Open Access This article is licensed under a Creative Commons Attribution 4.0 International License, which permits use, sharing, adaptation, distribution and reproduction in any medium or format, as long as you give appropriate credit to the original author(s) and the source, provide a link to the Creative Commons licence, and indicate if changes were made. The images or other third party material in this article are included in the article's Creative Commons licence, unless indicated otherwise in a credit line to the material. If material is not included in the article's Creative Commons licence and your intended use is not permitted by statutory regulation or exceeds the permitted use, you will need to obtain permission directly from the copyright holder. To view a copy of this licence, visit The Creative Commons Public Domain Dedication waiver ( applies to the data made available in this article, unless otherwise stated in a credit line to the data.

Reprints and Permissions

About this article

Check for updates. Verify currency and authenticity via CrossMark

Cite this article

Yuan, Hx., Wang, C., Tang, Cy. et al. Differential diagnosis of gallbladder neoplastic polyps and cholesterol polyps with radiomics of dual modal ultrasound: a pilot study.
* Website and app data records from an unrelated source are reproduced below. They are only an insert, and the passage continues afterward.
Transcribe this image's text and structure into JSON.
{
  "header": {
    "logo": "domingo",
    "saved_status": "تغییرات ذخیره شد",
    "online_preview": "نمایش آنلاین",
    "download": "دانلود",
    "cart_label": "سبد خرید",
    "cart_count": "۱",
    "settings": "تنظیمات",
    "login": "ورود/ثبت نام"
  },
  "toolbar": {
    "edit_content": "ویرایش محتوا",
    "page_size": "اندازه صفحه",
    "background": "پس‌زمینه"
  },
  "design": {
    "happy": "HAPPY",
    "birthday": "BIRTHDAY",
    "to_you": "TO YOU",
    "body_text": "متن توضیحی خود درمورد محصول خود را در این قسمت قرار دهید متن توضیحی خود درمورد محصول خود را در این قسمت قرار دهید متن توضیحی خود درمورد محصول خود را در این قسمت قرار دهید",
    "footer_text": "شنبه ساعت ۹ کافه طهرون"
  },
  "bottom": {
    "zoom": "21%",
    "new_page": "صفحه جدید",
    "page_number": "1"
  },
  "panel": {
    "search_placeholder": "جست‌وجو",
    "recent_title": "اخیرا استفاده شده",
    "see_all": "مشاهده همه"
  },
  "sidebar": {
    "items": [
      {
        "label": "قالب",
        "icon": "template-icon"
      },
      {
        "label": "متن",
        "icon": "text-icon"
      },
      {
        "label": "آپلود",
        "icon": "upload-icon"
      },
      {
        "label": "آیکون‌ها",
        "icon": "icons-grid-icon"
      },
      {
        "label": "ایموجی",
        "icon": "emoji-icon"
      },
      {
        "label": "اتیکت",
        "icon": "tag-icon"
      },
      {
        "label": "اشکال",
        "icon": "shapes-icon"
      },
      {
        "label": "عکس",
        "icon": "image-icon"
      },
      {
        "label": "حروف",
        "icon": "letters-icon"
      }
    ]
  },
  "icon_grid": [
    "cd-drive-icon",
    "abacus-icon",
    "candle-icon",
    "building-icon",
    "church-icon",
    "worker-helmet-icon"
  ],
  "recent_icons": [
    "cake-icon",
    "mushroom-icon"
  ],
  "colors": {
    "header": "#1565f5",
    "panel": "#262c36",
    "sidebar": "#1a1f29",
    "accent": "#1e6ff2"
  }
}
BMC Med Imaging 23, 26 (2023).

Download citation

  • Received:

  • Accepted:

  • Published:

  • DOI:


  • Gallbladder polypoid lesion
  • Superb microvascular imaging
  • Radiomics